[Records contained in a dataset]

^^^^^^^^

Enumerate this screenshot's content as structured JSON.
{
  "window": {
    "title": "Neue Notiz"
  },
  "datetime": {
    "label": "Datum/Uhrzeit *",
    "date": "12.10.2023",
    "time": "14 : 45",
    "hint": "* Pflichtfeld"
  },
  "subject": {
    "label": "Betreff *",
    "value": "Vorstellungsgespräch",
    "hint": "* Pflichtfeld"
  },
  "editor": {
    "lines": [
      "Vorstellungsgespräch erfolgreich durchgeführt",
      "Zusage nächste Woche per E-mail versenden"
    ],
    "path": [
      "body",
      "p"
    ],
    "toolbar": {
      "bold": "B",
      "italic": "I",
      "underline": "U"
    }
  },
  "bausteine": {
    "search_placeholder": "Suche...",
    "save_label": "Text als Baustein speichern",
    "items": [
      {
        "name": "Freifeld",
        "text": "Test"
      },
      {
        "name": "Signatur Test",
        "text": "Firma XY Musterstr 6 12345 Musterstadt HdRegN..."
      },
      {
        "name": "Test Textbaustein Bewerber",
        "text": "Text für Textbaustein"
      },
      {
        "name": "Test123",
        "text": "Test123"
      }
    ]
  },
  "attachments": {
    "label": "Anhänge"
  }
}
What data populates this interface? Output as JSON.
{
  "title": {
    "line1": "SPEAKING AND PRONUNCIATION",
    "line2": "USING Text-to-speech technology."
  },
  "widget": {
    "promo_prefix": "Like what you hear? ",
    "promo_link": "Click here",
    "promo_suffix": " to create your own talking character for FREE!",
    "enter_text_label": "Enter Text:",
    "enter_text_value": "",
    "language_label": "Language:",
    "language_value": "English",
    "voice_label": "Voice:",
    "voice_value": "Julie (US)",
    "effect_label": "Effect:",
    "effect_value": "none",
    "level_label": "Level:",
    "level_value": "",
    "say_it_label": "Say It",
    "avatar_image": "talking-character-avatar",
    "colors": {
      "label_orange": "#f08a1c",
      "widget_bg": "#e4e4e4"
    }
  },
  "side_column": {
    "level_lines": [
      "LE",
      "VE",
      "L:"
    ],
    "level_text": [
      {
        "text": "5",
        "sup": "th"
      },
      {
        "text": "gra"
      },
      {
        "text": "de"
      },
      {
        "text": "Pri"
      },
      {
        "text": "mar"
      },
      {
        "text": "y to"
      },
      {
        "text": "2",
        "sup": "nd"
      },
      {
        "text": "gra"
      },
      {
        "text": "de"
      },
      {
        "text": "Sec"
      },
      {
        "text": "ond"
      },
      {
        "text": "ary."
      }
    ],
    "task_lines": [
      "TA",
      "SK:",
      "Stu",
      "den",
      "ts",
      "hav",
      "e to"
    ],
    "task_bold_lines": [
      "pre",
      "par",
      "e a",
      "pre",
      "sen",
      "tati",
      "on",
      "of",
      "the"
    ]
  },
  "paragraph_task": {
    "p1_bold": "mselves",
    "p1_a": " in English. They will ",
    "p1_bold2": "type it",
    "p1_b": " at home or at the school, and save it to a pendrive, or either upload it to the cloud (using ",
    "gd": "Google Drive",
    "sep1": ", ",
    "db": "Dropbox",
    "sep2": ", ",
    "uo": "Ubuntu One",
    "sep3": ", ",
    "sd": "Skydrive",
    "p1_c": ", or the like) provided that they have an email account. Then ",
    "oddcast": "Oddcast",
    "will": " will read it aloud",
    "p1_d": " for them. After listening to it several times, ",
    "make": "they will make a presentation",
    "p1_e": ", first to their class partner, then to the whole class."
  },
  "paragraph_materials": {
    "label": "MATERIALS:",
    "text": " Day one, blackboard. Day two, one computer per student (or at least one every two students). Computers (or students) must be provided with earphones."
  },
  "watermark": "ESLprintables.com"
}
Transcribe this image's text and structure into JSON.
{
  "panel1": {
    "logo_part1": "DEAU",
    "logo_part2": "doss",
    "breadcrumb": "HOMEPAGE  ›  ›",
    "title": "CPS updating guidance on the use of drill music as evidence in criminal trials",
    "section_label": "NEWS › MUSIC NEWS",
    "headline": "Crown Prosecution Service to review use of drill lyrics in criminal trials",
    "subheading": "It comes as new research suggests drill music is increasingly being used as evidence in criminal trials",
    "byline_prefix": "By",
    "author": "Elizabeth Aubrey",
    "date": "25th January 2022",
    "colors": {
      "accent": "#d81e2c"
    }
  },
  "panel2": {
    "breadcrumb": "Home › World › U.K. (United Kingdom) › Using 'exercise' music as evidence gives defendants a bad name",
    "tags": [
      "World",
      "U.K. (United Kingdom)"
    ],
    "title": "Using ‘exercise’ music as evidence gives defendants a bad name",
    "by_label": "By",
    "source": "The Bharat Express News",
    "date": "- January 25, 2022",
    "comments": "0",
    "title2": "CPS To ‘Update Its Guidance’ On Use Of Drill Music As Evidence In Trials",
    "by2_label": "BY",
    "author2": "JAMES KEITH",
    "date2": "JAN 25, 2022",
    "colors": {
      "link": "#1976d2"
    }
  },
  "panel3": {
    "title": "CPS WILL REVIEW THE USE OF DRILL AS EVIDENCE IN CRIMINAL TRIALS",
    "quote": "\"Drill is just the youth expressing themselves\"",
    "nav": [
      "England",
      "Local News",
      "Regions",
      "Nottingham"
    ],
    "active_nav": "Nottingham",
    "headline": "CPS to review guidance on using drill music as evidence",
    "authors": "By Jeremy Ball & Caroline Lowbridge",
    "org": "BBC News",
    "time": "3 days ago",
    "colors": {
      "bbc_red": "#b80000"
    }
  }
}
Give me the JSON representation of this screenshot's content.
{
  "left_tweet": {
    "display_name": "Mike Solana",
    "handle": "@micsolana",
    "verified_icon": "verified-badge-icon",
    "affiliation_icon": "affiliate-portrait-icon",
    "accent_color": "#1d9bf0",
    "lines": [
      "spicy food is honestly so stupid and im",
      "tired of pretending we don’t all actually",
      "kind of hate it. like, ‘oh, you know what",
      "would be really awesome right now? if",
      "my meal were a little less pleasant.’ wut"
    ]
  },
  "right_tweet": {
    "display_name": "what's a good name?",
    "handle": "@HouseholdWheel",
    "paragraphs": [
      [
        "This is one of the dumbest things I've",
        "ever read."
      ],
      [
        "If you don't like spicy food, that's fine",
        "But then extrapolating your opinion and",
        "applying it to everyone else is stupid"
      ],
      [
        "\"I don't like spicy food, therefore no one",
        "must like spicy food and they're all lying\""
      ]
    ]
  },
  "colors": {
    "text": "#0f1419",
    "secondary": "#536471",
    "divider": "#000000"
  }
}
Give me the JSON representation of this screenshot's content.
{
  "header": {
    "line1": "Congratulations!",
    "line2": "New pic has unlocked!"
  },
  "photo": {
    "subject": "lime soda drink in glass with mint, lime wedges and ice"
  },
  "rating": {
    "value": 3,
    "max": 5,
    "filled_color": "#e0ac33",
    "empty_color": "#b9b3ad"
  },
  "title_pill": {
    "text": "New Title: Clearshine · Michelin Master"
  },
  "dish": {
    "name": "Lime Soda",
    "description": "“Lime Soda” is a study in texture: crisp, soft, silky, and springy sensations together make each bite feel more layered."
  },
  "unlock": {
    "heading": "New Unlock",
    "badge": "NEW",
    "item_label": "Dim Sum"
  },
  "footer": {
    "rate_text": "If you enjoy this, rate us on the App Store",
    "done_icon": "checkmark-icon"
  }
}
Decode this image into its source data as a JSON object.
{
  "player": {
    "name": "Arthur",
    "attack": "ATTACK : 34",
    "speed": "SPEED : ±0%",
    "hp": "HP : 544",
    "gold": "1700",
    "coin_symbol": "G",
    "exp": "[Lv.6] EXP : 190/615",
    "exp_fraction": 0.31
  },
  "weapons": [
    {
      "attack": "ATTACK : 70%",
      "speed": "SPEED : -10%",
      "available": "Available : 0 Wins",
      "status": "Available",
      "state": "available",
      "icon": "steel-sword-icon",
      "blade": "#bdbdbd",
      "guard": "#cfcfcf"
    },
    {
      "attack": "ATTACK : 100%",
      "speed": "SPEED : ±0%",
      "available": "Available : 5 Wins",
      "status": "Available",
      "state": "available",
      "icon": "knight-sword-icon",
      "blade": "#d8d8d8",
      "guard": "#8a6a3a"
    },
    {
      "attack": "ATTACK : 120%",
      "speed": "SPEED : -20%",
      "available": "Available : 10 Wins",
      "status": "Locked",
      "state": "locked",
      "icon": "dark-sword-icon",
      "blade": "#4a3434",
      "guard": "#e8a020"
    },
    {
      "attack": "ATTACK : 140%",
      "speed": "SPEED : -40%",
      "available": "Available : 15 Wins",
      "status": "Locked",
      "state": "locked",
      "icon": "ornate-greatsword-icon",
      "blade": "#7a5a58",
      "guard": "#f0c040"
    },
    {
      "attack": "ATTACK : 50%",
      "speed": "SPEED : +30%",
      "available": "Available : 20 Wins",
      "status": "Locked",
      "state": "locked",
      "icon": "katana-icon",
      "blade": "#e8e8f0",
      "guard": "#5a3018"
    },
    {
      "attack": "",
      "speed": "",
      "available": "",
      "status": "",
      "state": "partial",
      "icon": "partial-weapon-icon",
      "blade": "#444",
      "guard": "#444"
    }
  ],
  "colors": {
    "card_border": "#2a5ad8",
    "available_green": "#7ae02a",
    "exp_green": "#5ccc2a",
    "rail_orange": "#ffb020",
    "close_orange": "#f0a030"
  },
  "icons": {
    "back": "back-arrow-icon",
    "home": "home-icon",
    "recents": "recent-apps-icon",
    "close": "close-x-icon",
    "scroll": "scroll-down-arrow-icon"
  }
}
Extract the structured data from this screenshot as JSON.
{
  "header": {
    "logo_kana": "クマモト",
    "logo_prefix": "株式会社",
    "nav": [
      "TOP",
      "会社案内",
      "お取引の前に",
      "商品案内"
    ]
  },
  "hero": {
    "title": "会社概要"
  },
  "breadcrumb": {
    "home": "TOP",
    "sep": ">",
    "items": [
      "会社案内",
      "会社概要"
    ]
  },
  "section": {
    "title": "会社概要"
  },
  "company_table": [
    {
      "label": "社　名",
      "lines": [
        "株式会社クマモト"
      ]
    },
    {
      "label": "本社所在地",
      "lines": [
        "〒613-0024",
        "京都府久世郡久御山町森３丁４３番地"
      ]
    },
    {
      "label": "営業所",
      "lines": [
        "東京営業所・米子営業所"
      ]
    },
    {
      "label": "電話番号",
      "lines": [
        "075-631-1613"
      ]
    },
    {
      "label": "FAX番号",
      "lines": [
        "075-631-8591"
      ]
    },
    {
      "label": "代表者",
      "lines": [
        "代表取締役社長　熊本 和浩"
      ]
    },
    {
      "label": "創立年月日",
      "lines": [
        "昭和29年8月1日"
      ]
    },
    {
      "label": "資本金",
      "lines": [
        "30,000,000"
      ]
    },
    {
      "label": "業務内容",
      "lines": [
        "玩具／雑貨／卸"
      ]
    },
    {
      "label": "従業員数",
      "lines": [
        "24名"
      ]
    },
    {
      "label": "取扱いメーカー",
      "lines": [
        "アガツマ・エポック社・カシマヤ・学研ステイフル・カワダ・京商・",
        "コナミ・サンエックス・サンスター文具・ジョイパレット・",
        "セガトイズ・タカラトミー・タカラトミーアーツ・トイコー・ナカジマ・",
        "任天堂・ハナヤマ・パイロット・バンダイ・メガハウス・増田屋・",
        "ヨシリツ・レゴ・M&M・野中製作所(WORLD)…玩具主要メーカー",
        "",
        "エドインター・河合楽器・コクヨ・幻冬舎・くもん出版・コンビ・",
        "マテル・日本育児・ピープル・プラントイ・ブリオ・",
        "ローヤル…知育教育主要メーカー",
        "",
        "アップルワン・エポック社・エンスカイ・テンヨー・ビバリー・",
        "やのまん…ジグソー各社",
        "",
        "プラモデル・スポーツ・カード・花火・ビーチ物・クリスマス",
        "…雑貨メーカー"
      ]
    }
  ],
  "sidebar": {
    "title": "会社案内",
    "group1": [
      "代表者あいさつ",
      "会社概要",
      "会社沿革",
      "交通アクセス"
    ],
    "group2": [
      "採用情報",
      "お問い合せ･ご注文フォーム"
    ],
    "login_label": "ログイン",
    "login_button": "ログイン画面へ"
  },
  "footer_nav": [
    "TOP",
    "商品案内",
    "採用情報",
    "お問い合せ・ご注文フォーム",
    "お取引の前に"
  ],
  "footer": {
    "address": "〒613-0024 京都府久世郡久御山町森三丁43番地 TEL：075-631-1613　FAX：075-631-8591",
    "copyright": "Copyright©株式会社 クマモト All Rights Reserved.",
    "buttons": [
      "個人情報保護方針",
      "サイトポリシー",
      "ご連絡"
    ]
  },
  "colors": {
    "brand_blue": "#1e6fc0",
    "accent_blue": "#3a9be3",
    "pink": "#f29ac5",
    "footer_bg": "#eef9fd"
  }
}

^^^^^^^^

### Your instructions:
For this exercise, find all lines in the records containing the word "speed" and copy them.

### Task answer:
    "speed": "SPEED : ±0%",
      "speed": "SPEED : -10%",
      "speed": "SPEED : ±0%",
      "speed": "SPEED : -20%",
      "speed": "SPEED : -40%",
      "speed": "SPEED : +30%",
      "speed": "",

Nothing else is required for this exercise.